• WHAT IS NEEDED:
Please report every line in the material below where the word "suicides" is found.

------------------------------------------------------------

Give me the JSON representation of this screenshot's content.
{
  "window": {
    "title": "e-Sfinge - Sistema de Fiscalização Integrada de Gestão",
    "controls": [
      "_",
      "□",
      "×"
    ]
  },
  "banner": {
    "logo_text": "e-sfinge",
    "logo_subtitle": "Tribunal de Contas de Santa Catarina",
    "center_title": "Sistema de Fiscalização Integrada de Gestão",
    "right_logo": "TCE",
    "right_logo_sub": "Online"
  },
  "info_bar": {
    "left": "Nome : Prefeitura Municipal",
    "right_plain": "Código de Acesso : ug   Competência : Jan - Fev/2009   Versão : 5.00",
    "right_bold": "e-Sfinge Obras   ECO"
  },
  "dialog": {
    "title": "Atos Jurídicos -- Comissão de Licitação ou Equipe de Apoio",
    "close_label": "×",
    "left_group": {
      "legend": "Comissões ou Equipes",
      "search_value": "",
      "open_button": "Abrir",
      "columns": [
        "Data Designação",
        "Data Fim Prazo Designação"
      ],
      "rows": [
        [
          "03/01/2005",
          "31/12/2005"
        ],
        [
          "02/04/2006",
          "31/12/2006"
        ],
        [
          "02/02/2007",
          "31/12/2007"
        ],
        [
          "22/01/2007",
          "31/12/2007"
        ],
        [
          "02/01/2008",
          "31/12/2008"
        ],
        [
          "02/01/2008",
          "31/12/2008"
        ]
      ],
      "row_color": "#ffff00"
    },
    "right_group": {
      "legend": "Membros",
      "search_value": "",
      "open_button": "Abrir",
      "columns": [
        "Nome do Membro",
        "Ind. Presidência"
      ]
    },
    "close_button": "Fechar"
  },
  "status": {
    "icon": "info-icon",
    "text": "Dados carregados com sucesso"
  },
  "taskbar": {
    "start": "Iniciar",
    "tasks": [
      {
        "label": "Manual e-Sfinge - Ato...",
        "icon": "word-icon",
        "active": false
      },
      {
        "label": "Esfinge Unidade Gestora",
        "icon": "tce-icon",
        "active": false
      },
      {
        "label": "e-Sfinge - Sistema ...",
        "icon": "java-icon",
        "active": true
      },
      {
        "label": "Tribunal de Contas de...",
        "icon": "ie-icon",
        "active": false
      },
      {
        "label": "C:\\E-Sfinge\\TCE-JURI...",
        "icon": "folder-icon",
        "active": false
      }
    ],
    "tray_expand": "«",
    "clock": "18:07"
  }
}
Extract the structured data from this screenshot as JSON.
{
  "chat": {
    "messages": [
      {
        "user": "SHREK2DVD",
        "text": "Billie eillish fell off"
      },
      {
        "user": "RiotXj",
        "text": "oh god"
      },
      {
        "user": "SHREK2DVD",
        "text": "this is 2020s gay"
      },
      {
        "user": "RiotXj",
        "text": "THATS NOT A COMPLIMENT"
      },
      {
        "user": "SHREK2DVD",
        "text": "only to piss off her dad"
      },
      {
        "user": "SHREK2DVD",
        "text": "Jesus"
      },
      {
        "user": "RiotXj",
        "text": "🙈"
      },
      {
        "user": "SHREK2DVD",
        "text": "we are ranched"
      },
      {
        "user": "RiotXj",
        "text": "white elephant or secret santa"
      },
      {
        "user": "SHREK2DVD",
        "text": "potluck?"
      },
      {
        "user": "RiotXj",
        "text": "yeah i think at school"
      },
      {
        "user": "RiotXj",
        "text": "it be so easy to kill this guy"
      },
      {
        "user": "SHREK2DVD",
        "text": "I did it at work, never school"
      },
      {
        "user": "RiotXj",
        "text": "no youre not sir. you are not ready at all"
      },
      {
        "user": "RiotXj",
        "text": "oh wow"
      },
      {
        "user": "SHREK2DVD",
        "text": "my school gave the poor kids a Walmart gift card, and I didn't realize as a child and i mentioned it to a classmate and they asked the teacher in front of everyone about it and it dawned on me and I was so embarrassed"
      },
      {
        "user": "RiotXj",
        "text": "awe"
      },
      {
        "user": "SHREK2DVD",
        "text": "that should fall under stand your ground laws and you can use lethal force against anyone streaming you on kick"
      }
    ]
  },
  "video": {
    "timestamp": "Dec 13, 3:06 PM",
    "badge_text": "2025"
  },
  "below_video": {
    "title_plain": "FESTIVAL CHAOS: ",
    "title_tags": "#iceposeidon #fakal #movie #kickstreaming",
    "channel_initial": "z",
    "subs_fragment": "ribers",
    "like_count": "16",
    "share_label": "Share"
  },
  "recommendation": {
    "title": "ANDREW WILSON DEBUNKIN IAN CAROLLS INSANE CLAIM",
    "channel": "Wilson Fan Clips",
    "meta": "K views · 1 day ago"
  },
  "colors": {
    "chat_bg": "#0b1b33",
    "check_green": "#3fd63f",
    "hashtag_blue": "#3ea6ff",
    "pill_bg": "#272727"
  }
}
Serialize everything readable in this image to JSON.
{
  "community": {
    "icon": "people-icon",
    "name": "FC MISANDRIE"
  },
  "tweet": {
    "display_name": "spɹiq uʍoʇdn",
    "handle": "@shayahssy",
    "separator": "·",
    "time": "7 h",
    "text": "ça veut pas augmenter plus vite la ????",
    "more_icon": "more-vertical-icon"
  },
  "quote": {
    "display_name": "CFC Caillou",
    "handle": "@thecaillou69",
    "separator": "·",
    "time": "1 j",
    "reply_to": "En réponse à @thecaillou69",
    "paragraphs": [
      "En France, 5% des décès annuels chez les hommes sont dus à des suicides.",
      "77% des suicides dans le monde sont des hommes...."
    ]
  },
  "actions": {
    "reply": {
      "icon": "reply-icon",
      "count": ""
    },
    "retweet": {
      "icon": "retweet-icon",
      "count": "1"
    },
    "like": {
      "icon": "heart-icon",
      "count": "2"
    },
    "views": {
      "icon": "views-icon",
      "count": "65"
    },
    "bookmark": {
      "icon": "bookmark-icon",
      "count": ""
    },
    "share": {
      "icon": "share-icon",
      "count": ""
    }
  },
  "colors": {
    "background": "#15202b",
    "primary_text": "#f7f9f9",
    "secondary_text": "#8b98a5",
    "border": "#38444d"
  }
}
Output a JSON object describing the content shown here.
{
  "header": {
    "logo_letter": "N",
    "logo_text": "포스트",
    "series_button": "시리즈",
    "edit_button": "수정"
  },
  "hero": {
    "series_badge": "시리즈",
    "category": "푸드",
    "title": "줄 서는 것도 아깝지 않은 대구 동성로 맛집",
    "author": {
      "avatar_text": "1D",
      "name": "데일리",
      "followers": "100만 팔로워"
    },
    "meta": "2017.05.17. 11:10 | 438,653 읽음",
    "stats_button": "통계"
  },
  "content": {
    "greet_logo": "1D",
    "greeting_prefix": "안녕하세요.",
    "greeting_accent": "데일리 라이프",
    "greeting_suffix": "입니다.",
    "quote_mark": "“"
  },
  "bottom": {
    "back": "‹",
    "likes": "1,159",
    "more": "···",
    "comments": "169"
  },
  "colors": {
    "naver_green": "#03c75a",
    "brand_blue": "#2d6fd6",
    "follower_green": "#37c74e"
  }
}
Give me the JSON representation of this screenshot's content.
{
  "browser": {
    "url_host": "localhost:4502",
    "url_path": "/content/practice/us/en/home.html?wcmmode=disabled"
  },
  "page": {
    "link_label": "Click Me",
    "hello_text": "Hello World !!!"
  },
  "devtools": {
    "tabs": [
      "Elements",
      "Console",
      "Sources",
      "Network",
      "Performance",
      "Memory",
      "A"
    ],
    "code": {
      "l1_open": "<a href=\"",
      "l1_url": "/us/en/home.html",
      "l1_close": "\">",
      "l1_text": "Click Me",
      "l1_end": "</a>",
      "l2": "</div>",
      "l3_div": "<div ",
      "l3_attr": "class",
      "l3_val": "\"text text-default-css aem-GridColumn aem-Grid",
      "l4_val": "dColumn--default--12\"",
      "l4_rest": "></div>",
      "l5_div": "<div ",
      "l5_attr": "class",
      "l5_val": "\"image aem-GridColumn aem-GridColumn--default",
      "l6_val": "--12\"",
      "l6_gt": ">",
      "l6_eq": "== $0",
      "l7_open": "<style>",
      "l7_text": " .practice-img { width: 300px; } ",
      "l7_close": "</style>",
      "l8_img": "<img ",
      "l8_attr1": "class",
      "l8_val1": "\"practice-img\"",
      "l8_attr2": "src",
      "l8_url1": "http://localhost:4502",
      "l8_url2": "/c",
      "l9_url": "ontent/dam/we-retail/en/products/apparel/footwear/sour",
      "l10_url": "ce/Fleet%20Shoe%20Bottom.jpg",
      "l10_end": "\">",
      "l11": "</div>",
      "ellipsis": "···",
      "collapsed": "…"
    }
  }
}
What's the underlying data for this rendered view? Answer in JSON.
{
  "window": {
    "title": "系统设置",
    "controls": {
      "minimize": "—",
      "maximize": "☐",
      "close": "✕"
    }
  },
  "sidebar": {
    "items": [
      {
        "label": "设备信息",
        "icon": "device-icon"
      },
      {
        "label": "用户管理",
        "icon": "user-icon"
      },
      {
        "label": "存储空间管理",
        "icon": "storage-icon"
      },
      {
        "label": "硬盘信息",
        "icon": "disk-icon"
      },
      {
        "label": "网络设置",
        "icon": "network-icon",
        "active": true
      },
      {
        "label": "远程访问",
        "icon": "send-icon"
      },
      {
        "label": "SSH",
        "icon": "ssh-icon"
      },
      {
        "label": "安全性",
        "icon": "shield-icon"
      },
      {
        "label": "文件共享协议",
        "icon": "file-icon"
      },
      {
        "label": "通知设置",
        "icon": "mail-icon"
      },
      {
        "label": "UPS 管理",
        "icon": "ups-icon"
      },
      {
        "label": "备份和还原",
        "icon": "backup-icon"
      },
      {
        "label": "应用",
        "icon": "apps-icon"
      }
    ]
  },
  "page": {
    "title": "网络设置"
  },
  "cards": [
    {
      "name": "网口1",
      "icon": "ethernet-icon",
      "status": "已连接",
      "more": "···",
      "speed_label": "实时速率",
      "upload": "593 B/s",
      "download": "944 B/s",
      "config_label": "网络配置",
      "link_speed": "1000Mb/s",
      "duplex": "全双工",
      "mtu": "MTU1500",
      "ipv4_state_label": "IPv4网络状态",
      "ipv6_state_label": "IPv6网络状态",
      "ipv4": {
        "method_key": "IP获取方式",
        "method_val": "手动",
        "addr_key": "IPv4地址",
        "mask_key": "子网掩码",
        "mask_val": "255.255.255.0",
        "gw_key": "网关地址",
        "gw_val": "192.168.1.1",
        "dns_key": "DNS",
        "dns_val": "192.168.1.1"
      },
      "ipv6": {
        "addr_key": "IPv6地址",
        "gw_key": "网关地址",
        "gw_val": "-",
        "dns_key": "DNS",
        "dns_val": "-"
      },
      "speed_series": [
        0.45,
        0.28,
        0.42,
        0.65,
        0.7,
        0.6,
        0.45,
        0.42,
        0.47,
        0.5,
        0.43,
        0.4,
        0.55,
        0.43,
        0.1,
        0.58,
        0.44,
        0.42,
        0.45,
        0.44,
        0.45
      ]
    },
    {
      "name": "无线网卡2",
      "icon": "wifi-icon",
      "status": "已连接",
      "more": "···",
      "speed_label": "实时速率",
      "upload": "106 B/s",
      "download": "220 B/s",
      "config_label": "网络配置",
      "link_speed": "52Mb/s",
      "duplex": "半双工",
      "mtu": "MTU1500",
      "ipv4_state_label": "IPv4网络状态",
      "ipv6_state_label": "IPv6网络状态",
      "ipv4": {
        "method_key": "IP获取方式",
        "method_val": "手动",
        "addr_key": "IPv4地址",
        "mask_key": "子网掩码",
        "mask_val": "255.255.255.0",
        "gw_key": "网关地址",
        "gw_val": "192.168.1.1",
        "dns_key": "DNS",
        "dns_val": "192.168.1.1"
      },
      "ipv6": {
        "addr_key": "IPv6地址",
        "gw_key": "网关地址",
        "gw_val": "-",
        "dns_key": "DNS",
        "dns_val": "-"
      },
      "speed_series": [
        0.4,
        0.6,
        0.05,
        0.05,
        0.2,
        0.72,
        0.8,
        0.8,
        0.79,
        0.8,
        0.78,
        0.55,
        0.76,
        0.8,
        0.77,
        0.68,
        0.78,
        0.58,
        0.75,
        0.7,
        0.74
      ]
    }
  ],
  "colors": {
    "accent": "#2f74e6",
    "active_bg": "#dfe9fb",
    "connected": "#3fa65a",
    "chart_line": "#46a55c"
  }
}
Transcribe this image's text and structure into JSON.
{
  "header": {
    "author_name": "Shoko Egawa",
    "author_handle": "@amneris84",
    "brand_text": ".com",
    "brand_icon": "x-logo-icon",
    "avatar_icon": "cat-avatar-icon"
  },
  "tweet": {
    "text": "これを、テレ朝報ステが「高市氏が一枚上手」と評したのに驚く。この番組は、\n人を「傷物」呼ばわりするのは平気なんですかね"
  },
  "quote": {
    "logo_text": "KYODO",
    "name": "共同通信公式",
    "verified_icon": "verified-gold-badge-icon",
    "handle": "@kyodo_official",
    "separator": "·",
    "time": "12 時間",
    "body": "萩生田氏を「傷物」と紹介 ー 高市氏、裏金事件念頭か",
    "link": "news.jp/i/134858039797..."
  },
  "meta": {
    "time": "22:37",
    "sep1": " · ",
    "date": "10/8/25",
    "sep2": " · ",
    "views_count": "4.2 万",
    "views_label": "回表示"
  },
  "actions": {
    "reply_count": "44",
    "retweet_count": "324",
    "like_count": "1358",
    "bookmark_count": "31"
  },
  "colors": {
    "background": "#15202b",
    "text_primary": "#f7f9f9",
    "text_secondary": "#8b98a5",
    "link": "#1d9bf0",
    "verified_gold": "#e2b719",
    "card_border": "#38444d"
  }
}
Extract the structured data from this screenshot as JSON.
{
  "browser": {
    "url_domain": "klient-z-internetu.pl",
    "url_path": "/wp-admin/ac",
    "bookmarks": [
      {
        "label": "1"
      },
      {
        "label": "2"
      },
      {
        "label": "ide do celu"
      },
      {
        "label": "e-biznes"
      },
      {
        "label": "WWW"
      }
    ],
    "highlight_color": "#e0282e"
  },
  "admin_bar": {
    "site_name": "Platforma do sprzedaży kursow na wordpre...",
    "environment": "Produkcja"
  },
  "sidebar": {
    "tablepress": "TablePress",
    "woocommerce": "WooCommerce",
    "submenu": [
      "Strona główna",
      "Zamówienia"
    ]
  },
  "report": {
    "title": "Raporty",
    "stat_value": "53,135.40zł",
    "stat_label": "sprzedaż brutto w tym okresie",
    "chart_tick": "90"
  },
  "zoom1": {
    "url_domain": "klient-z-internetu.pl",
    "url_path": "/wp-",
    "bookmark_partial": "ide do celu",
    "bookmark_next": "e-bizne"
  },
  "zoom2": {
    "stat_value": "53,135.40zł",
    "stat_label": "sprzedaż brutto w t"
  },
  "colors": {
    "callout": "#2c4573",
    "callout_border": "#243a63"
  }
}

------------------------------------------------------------

• SOLUTION:
      "En France, 5% des décès annuels chez les hommes sont dus à des suicides.",
      "77% des suicides dans le monde sont des hommes...."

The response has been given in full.